"[Foundations] might be more attractive to those who want to keep control within the family – people who would rather stick their money in a hole in the ground than give it away to a trustee to manage," said Chris Brown, director of Lutea Hong Kong, a trust company.
Of course, establishing new products and marketing them towards China only has value if Chinese investors trust them and are willing to save rather than spend. There are those who say that offshore products are failing on both counts.
KPMG’s Gu believes that investors are cautious about new offshore products, and rightly so. Trusts and foundations, and Beijing’s view of them, has never really been tested.
"As far as we can see there are many offshore trusts being established, and we’ve not yet seen an active challenge from the tax authorities. But that doesn’t mean they’re not going to do anything. We are starting to see increasing scrutiny, and these structures could be seen as tax avoidance," he said.
Others, such as Didier Brizard at the Paris-based Tiaré Group, feel that while there are plenty of people getting rich in China, few are planning ahead.
Speaking at a wealth management conference last month, Brizard said China suffered from a "shirtsleeves to shirtsleeves" problem, meaning that wealth accumulated by one generation was not making it on to the next. Unlike the majority of Chinese people, who are aggressive savers, China’s uber-rich appear to be evolving into profligates.
Andy Slevin, Shanghai managing director of property consultancy Knight Frank, agrees with Brizard. He says that Chinese investors tend to be focused on creating new wealth, not protecting existing assets, and few are making long-term plans. "They are thinking: ‘Why save? I made US$10 million today and I’ll make another US$10 million tomorrow.’ They think their kids will have more money than they know what to do with," he said.
While the parents may not be looking to the future, it seems that increasingly their little emperors are. Chinese buyers are purchasing property everywhere from the UK to Australia, and it is often their children who drive the investments.
"There has been a barrier to mainland Chinese historically, partly because of the difficulty in getting money out of the country but also a sense of lack of knowledge of those markets. Chinese investors do not want to be the first movers," Slevin said.
"But we’re starting to see this change. Their sons and daughters have lived [overseas] for a couple of years and they understand how the markets work. They’re now coming back and telling their parents: We should really be getting in on this."
Beijing’s capital controls have long been a barrier to wealthy Chinese wanting to enter foreign markets, but there are an increasing number of methods for those who want to do so.

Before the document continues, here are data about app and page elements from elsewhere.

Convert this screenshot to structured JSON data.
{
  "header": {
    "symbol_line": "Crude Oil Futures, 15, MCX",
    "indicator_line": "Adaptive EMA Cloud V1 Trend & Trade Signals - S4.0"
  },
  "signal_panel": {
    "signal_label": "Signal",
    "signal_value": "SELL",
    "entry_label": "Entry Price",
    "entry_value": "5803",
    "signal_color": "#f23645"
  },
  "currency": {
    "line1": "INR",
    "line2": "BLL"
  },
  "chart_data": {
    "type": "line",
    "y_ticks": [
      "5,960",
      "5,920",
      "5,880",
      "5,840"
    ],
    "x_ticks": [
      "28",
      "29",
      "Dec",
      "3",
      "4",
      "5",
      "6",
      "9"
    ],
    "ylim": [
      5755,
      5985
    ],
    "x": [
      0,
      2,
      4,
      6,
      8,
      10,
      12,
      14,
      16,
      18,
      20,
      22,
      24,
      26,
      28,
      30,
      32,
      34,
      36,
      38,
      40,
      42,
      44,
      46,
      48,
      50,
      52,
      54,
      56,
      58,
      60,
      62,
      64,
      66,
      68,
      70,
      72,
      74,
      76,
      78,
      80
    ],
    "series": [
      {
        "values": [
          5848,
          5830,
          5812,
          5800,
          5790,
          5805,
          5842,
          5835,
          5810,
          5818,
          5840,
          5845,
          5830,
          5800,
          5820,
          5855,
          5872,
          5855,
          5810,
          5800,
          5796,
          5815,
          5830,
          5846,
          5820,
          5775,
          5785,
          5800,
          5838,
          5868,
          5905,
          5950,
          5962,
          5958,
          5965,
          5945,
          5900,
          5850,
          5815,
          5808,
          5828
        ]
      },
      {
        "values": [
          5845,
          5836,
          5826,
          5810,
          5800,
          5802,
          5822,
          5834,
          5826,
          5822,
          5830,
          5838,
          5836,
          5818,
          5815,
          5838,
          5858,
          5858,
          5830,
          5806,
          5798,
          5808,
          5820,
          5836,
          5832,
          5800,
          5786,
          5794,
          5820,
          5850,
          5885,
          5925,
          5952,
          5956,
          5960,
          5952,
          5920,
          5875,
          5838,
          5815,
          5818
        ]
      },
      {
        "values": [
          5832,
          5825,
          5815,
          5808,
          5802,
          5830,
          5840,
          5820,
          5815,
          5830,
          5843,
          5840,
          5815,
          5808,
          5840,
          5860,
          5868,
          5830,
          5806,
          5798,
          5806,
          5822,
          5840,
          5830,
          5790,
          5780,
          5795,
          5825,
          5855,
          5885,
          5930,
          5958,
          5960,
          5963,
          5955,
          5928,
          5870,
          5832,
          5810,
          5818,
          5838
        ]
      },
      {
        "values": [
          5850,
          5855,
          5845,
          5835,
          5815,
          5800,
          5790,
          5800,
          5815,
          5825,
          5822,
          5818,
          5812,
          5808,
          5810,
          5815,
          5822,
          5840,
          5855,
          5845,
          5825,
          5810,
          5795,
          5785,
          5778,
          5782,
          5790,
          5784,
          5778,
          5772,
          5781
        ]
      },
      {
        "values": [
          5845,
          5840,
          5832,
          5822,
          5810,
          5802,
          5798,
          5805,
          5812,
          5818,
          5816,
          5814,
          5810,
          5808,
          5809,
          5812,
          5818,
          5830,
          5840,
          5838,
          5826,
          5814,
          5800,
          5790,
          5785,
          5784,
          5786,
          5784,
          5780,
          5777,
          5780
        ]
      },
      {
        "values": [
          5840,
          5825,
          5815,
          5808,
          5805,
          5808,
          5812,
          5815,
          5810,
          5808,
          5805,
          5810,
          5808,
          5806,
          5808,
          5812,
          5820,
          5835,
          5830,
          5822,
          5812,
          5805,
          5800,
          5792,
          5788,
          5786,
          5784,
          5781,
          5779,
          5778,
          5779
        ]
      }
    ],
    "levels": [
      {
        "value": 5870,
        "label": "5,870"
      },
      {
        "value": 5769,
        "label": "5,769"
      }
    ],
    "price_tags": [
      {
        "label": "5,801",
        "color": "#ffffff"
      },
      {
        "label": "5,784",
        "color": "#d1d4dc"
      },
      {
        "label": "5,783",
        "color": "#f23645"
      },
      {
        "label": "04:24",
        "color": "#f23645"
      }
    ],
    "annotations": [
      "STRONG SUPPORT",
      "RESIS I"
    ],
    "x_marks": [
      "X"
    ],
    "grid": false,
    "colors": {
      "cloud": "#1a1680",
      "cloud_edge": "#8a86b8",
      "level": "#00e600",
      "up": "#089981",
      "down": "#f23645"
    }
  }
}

These methods feature various levels of legality. While businesspeople are often able to use company structures to transfer currency legally, Bank of China recently estimated that the amount of lending coming from informal channels amounts to US$139 billion per year. Shenzhen is said to be rife with "reputable but informal" banks that make cross-border transfers.
Andy Slevin, Shanghai managing director of property consultancy firm Knight Frank, points out that the number of mainlanders buying properties in Hong Kong alone is evidence that China’s rich are managing to bypass capital controls.
Methods such as transfer pricing – buying goods in China, exporting them to Hong Kong and selling them to the US for a profit – as well as setting up dual accounts in China and Hong Kong or having friends or relatives withdraw cash from Chinese banks in Hong Kong are widely used. Some Chinese even use mainland Chinese credit cards to pay for property abroad.
"There are various ways around the mainland capital controls. Not all of them are legal, but there is no question that they are getting their money offshore because we are seeing people buying," he said.